Spike Lee, famed director of movies such as Do the Right Thing and Malcolm X, now has the funds to create a new film, thanks to Kickstarter. Lee raised over $1.4 million from 6,421 backers by his Wednesday afternoon deadline, exceeding his $1.25 million goal.
Though Lee raised the funds within 30 days, the Kickstarter campaign had its fair share of controversy. First, potential donators questioned why such a famous and acclaimed director (with courtside seats to every Knicks game) needed crowdsourced funding in the first place. Lee responded that he has always been an Indie filmmaker who scraped together funds for projects that movie studios wouldn’t touch, citing Red Hook Summer and Malcolm X as examples.
“The truth is I’ve been doing KICKSTARTER before there was KICKSTARTER, there was no Internet.

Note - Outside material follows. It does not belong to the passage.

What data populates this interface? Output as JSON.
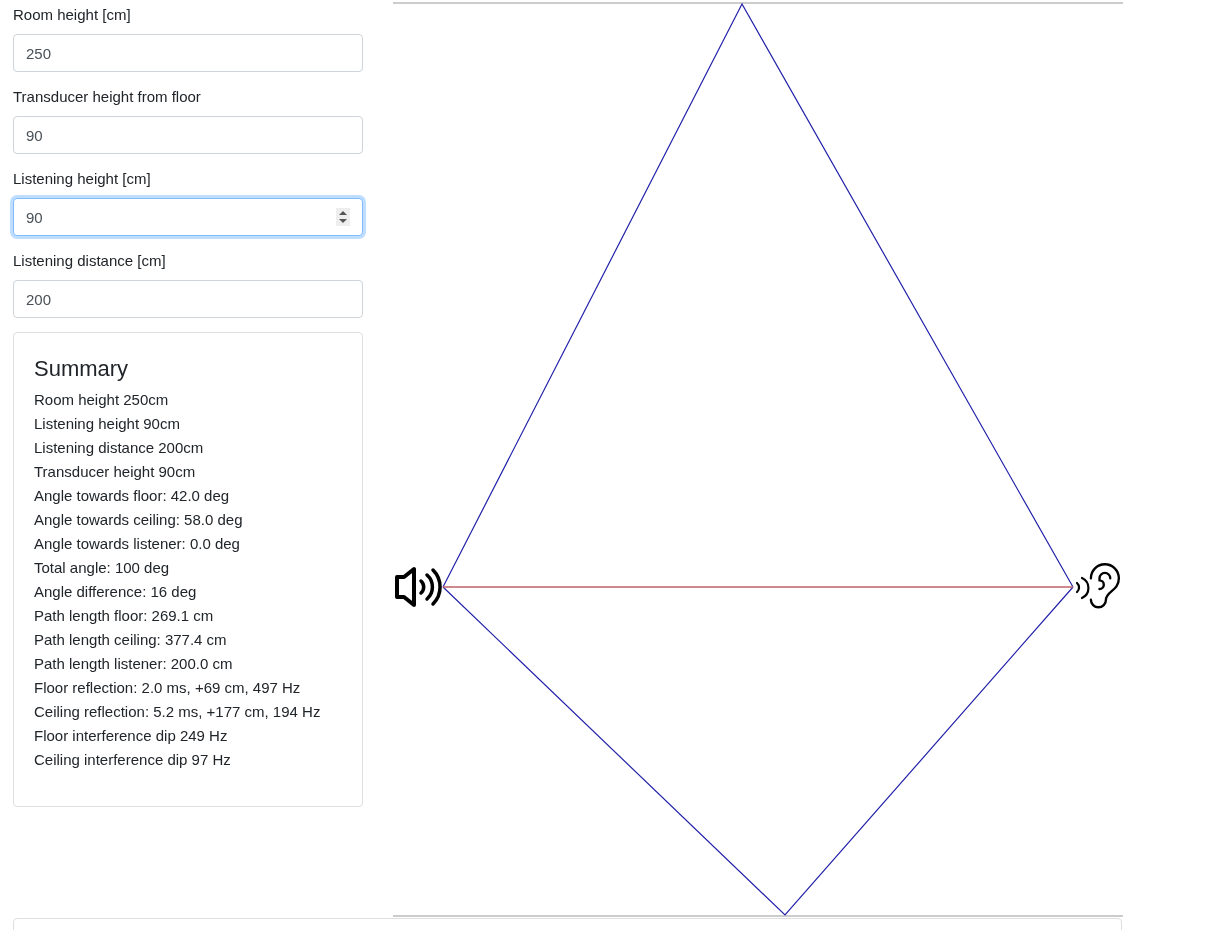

Social Media was writing letters, making phone calls, beating the bushes,” Lee wrote on his Kickstarter page. He even auctioned off one of those precious courtside seats and the opportunity to sit with him at Madison Square Garden for a night to help fund this new film.
Then people began to question what this film was actually about. The Kickstarter campaign describes it as a movie chronicling “human beings who are addicted to Blood. Funny, Sexy and Bloody. A new kind of love story (and not a remake of ‘Blacula’).” So a film about people who are obsessed with blood…but not vampires.
Understandably, those who visited his Kickstarter page were rather confused by this description. When pushed to give more details, Lee defended his decision to keep the plot a secret: “It’s a THRILLER. In order for a film of this type to work the less details the better for this Film to work with the Audience, they can’t know a whole lot before they sit down in a Theatre to see it. Yeah I know, I’m asking for BACKERS for a film they don’t know a lot about. My answer to that is TRUST ME. I hope you have seen some things over the past 3 decades making FILMS that can earn your TRUST.”
Finally came the controversy over Lee’s “Essential Film” list. In order to draw publicity for the campaign, Lee released a list of what he called “the greatest films ever made” that he hands out every year on the first day of his film class. (Lee has spent the last 15 years as a professor at the New York University Graduate Film School.) Unfortunately for any women who may have taken Lee’s course, no films directed by women made the 87 title-long list. Apparently, not a single woman had made an “essential film” in the history of cinema.
Lee responded to criticism by revising the list and adding seven films directed by women. (“Thank you for that coat pulling,” he wrote.) His female additions included Love and Anarchy (Lina Wertmuller), The Piano (Jane Campion), and The Hurt Locker, for which Kathryn Bigelow won the first Oscar awarded to a female director (beating out her ex-husband James Cameron). Despite Lee’s best efforts, Indiewire points out that films directed by women only make up 6.4% of Lee’s list (compared to the 9% of films directed by women in the industry total).
Nonetheless, as of this afternoon Lee has joined the ranks of successful Kickstarter-funded directors. Lee said that successful campaigns by Zach Braff and the Veronica Mars movie inspired him to start his own online effort, though he didn’t achieve the fundraising success of either of those projects. Braff raised $3.1 million this spring for a Garden State sequel, exceeding his goal of $2 million. And the Veronica Mars movie project raised $5.7 million, surpassing its $2 million goal.
Whether crowdfunded films can find mainstream success has yet to be proven. While Sean and Andrea Fine’s partially-crowdfunded film Inocente won an Oscar for best short-subject documentary this year, the 40-minute movie had a limited theatrical release. More recently, The Canyons by Paul Shrader—who wrote Taxi Driver and Raging Bull—raised over $159,000 online. While Shrader was one of the first big-time Hollywood names to fund and now release a film using Kickstarter, the movie, which stars Lindsay Lohan, has been panned by critics. Here’s hoping this “newest hottest” Spike Lee joint fares better with critics and film lovers alike.